▸ Requirement: When you print the records, keep every line identical to the original.
-- Material to process follows --
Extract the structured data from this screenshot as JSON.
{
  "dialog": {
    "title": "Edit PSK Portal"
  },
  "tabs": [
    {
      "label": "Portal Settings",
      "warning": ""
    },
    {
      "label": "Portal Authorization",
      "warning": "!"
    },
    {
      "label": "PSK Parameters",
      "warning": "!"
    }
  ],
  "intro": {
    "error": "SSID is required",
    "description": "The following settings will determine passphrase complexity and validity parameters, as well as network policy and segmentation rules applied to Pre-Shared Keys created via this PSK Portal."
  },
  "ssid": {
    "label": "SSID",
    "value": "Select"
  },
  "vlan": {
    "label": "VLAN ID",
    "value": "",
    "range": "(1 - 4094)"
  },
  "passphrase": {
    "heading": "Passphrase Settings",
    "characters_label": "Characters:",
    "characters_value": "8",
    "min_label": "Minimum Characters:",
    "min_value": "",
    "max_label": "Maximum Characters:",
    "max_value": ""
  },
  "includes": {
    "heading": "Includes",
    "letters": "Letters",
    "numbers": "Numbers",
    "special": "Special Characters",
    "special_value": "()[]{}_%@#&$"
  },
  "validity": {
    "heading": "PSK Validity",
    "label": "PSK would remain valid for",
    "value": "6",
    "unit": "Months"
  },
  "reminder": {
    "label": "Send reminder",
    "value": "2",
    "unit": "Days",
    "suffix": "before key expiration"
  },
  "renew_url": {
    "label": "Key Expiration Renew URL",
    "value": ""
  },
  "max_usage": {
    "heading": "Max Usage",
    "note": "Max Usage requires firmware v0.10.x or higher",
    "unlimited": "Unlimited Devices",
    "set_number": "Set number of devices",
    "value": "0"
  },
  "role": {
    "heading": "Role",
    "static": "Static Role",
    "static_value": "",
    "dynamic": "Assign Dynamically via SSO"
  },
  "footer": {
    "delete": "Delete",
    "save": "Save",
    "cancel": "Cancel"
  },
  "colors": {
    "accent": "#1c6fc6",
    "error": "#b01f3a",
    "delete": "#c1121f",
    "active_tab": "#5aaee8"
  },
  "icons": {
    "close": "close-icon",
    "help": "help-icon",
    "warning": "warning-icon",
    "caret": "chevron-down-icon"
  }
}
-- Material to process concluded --
▸ Completed exercise:
Extract the structured data from this screenshot as JSON.
{
  "dialog": {
    "title": "Edit PSK Portal"
  },
  "tabs": [
    {
      "label": "Portal Settings",
      "warning": ""
    },
    {
      "label": "Portal Authorization",
      "warning": "!"
    },
    {
      "label": "PSK Parameters",
      "warning": "!"
    }
  ],
  "intro": {
    "error": "SSID is required",
    "description": "The following settings will determine passphrase complexity and validity parameters, as well as network policy and segmentation rules applied to Pre-Shared Keys created via this PSK Portal."
  },
  "ssid": {
    "label": "SSID",
    "value": "Select"
  },
  "vlan": {
    "label": "VLAN ID",
    "value": "",
    "range": "(1 - 4094)"
  },
  "passphrase": {
    "heading": "Passphrase Settings",
    "characters_label": "Characters:",
    "characters_value": "8",
    "min_label": "Minimum Characters:",
    "min_value": "",
    "max_label": "Maximum Characters:",
    "max_value": ""
  },
  "includes": {
    "heading": "Includes",
    "letters": "Letters",
    "numbers": "Numbers",
    "special": "Special Characters",
    "special_value": "()[]{}_%@#&$"
  },
  "validity": {
    "heading": "PSK Validity",
    "label": "PSK would remain valid for",
    "value": "6",
    "unit": "Months"
  },
  "reminder": {
    "label": "Send reminder",
    "value": "2",
    "unit": "Days",
    "suffix": "before key expiration"
  },
  "renew_url": {
    "label": "Key Expiration Renew URL",
    "value": ""
  },
  "max_usage": {
    "heading": "Max Usage",
    "note": "Max Usage requires firmware v0.10.x or higher",
    "unlimited": "Unlimited Devices",
    "set_number": "Set number of devices",
    "value": "0"
  },
  "role": {
    "heading": "Role",
    "static": "Static Role",
    "static_value": "",
    "dynamic": "Assign Dynamically via SSO"
  },
  "footer": {
    "delete": "Delete",
    "save": "Save",
    "cancel": "Cancel"
  },
  "colors": {
    "accent": "#1c6fc6",
    "error": "#b01f3a",
    "delete": "#c1121f",
    "active_tab": "#5aaee8"
  },
  "icons": {
    "close": "close-icon",
    "help": "help-icon",
    "warning": "warning-icon",
    "caret": "chevron-down-icon"
  }
}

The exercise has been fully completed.